Inspecting the role of the courts in defining local government authority by focusing on the rules of judicial construction employed in home rule cases,including Dillon’s Rule, the power of state preemption, and the need to accept the structural conflict between the democratically elected local officials and the power of states to override them.

Frayda S. Bluestein, David M. Lawrence Distinguished Professor of Public Law and Government  
University of North Carolina School of Government

Lunch will be provided.

1:10 p.m.

Home Rule and West Virginia

Looking back at the West Virginia Home Rule Pilot program from its inception in 2007 to its statewide enactment in 2019.

Moderator: 

Jesse Richardson, Professor of Law and Lead Land Use Attorney         
WVU College of Law  

Panelists:

Robert Bastress, John W. Fisher Professor of Law          
WVU College of Law

Paul Ellis, Former City Attorney          
Charleston, West Virginia

Ryan Simonton, City Attorney          
Charleston, West Virginia

2:50 p.m.

Home Rule and the Environment 


Exploring how municipalities address environmental policy gaps including farmland solar policy and pipeline routing.

Panelists:

Genevieve Byrne Staff Attorney  
Farm & Energy Initiative Institute for Energy and the Environment, Vermont Law School

Sarah Fox, Assistant Professor of Law       
Northern Illinois University College of Law

Heidi Robertson, Steven W. Percy Distinguished Professor of Law and Professor of Environmental Studies       
Cleveland State University College of Law 

4:15 p.m.

Home Rule and Drone Ordinances 

As the federal government persistently hesitates in the face of new and enhanced technology- based surveillance, state and local governments are beginning to fill in the gaps on behalf of individual privacy rights. Professor Brobst demonstrates this growing trend with the example of an emerging number of creative “home rule” and Dillon’s Rule jurisdictions are protecting privacy interests at the local level by adopting drone use laws and ordinances. 

Jennifer Brobst, Interim Associate Dean and Associate Professor of Law       
Southern Illinois University School of Law

4:55 p.m.

Closing Remarks & Adjourn








Materials: An electronic PDF written materials will be sent via email prior to the conference. Attendees may purchase a printed copy of the written materials book for $25.

Tuition Refund Policy: No tuition refunds will be made. Preregistered attorneys who do not attend will receive a digital file of the program.

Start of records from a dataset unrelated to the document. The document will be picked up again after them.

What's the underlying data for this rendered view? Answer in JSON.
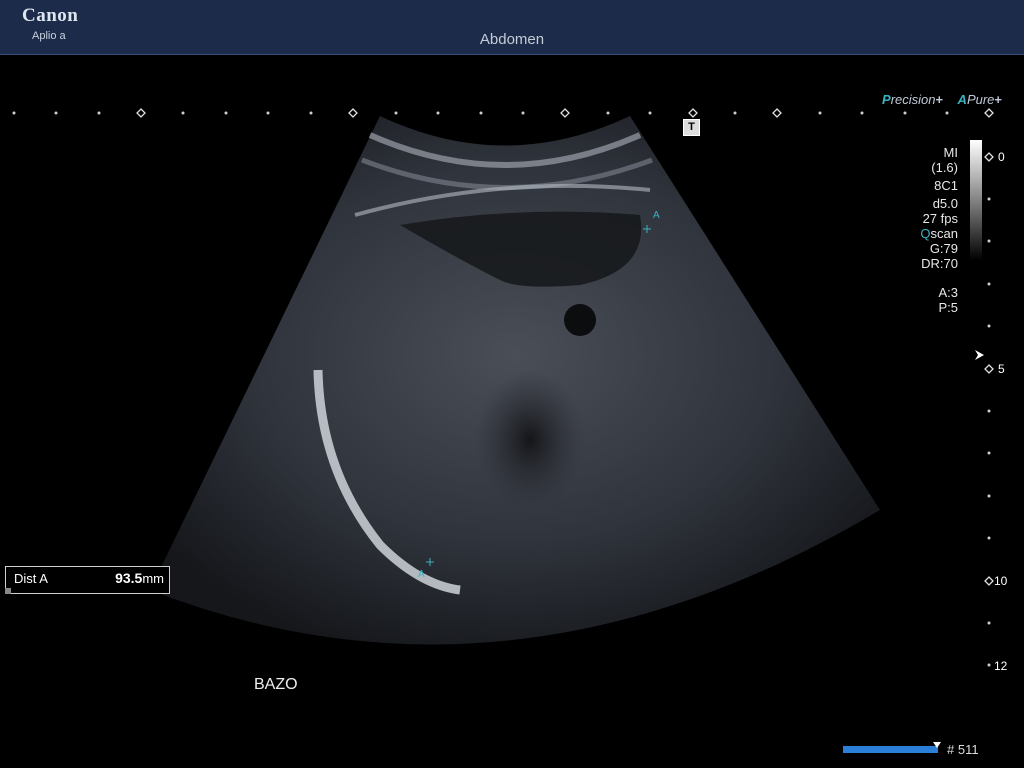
{
  "header": {
    "brand": "Canon",
    "model": "Aplio a",
    "preset": "Abdomen"
  },
  "modes": {
    "precision_letter": "P",
    "precision_rest": "recision",
    "pure_letter": "A",
    "pure_rest": "Pure",
    "plus": "+"
  },
  "t_marker": "T",
  "params": {
    "mi_label": "MI",
    "mi_value": "(1.6)",
    "probe": "8C1",
    "depth": "d5.0",
    "fps": "27 fps",
    "qscan_q": "Q",
    "qscan_rest": "scan",
    "gain": "G:79",
    "dynamic_range": "DR:70",
    "a_value": "A:3",
    "p_value": "P:5"
  },
  "depth_scale": {
    "labels": [
      "0",
      "5",
      "10",
      "12"
    ]
  },
  "caliper_labels": [
    "A",
    "A"
  ],
  "measurement": {
    "label": "Dist A",
    "value": "93.5",
    "unit": "mm"
  },
  "annotation": "BAZO",
  "cine": {
    "frame": "# 511"
  },
  "colors": {
    "header_bg": "#1b2b49",
    "accent_cyan": "#39b3c2",
    "cine_bar": "#2c7fd6"
  }
}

Reasonable Accommodation: If you have a disability that requires special accommodation, please contact the WVCLE office at (304) 293-7255 at least 10 days prior to the program date.